The Government has acknowledged that the impact of the intervention is racially discriminatory by suspending the operation of the Racial Discrimination Act, but argues that these discriminatory measures are “Special Measures” which are permitted under the Convention.

The direct and indirect discrimination against Aboriginal people under the intervention cannot be characterized as a ‘special measure’. The actions are so broad that they are not connected to the intended outcome, which is ostensibly the safety of women and children. In addition, the measures do not meet the standards set by the High Court (Gerhardy v Brown), let alone standards upheld by international jurisprudence.

There has been very little case law on what constitutes ‘special measures’. The primary decision is that of Gerhardy v Brown.

Justice Brennan in Gerhardy v Brown identified four indicia of a special measure as follows:

A special measure confers a benefit on some or all members of a class;
Membership of that class is based on race, colour, descent, or national or ethnic origin;
The special measure is for the sole purpose of securing adequate advancement of the beneficiaries in order that they may enjoy and exercise equally with others, human rights and fundamental freedoms; and;
The protection given by the special measure is necessary in order that they may enjoy and exercise equally with others, human rights and fundamental freedoms.
A fifth criterion is that the measure must not lead to the maintenance of separate rights for different racial groups nor “be continued after the objectives for which [it was] taken are achieved”. The convention also requires consultation with the affected parties before a special measure is implemented, which was not the case in circumstances of the intervention.

Despite the government’s rhetoric, none of the identified breaches could be characterized as a special measure under the High Court’s definition.

Unless you live and shop in the Northern Territory, you’re unlikely to have any idea about the intervention’s impact on Indigenous Australians.

The imposition of income management provisions is widely regarded as an insult to Aboriginal people in the Territory. The feeling of being stigmatised and restricted on the basis of race is having a deeply negative psychological impact.

The system is creating segregated service delivery, leading to deep feelings of shame and an increased experience of racism in daily life. For example, in some supermarkets, there are separate Aboriginal only queues for people using the “basics card”.
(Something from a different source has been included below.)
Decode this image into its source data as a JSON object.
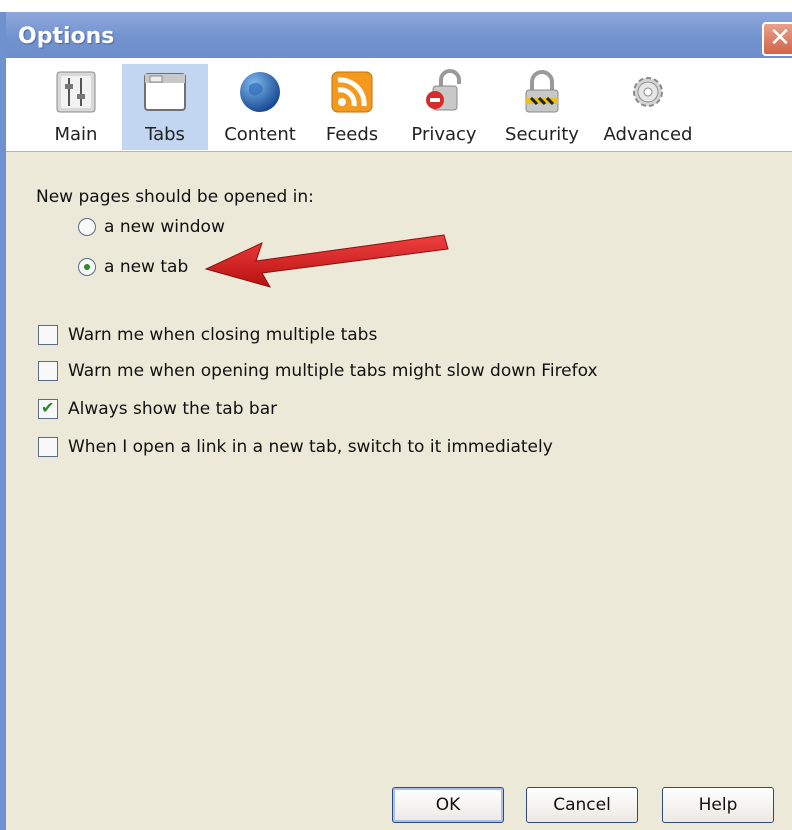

Far from improving access to ‘essential items’ for families, income management has created extensive layers of bureaucracy for Aboriginal people to negotiate before they are able to access their Centrelink entitlements.

This has made dealing with all the demands on families such as travel, health care, food, rent etc much harder.

The Australian Government has recently responded to a review of the intervention and announced that measures will be introduced that will allow the suspension of the Australian Racial Discrimination Act to be lifted and certain measures are to be made compliant with the Act.

Whilst this is to be encouraged there is no guarantee that these actions will satisfy Australia’s treaty requirements under the Convention. In fact, given the practical problems of having the legislation passed in the Senate, it is most unlikely that the legislation could be reformed in a manner that satisfies both the requirements of the convention and the political exigencies of conservative Senators.

It is clear from the impacts being felt by those living in Prescribed Areas, and from the complaints made to the NTER Review Board, that the intervention is failing Aboriginal People.

As a result, it is not surprising that Aboriginal Australians who have been denied justice in Australia will now embark upon a complaint to the United Nations in order to achieve change.

*George Newhouse is a human rights lawyer with Surry Partners. He has represented Vivian Alvarez and Cornelia Rau in their cases of wrongful deportation and wrongful detention by the Commonwealth.